> writer hanging around my office while I am trying to work. <shiver>
> Ahhh, surveys. Another tool of the work-shirking tech writer.
> I hate to say this gang, but it is inhumanly impossible to get a clue of
> users want with a survey. 999 out of 1000 surveys are a waste of time and
> provide only a minute amount of insight.
> First, surveys are rarely if ever scientific. The only people who answer
> surveys are the bored or opinionated. These are not the best people to
> what goes into a document.
> Second, no survey can possible address all the nuances of doing a job.
> are countless little issues and gotchas that never get into a survey or

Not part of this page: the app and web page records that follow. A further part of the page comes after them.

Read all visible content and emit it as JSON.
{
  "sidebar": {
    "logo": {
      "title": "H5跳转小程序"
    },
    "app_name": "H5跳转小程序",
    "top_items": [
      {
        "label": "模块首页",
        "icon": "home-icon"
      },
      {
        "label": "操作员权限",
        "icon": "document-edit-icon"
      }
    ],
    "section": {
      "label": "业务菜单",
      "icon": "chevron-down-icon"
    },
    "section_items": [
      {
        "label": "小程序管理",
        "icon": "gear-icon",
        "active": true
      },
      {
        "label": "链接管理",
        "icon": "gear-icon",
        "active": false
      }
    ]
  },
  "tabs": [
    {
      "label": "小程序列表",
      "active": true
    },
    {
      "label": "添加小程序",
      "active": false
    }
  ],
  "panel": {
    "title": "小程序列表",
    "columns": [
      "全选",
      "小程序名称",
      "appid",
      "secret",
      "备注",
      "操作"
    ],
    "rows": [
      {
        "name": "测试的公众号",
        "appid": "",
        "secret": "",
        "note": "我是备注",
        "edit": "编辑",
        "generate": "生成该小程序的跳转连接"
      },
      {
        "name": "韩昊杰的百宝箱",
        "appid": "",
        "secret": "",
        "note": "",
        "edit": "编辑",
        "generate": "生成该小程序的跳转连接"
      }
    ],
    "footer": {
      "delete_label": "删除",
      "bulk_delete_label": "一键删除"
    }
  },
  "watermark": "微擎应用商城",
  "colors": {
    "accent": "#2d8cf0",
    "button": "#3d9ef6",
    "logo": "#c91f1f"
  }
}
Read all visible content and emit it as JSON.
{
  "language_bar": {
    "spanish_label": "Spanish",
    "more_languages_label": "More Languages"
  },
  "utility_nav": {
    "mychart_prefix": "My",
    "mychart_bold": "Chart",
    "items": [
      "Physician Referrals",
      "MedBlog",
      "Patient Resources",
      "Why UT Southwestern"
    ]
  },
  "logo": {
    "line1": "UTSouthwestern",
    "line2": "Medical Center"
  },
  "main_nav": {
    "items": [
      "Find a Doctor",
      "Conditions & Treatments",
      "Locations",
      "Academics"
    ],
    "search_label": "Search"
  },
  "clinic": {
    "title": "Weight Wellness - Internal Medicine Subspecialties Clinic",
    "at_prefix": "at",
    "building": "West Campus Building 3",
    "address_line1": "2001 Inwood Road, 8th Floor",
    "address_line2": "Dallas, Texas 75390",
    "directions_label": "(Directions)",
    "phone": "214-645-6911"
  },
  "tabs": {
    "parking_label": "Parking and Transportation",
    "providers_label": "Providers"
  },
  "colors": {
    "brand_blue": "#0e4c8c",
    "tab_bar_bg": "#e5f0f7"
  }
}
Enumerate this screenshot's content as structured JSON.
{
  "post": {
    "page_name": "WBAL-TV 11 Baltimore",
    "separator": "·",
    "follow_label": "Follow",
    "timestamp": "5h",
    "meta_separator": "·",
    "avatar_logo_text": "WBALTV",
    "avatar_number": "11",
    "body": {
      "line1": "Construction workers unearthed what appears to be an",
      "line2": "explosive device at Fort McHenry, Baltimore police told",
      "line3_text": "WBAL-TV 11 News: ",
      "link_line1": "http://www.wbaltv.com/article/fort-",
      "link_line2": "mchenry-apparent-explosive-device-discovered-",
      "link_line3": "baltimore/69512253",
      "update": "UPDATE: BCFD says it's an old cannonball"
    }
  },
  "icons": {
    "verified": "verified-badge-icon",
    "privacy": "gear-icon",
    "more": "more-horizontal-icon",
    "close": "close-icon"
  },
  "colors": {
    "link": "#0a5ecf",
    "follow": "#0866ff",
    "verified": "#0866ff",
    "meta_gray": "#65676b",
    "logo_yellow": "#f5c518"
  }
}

> And most importantly, surveys just defer the inevitable. At some point you
> to learn about the topic and what users do. If you're really serious about
> "getting into your customer/user's head" then do their job for a while.
I wrote a simple survey (if you can even call it that) for the field test of
the manual I just completed. My position was that I would be lucky to get
any feedback at all, so I wanted to keep it as short and succinct as
possible. I distilled it down to 3 questions, saying basically;
1. Is it clear?
2. Did you find anything that's inaccurate?
3. Is anything important missing?
Then I added a space for any additional comments. Feedback is the one thing
that writers have to remind us that own personal view of the universe is not
the same as everyone else's. Feedback from editors, etc., is good, but
feedback from end-users is often the most useful.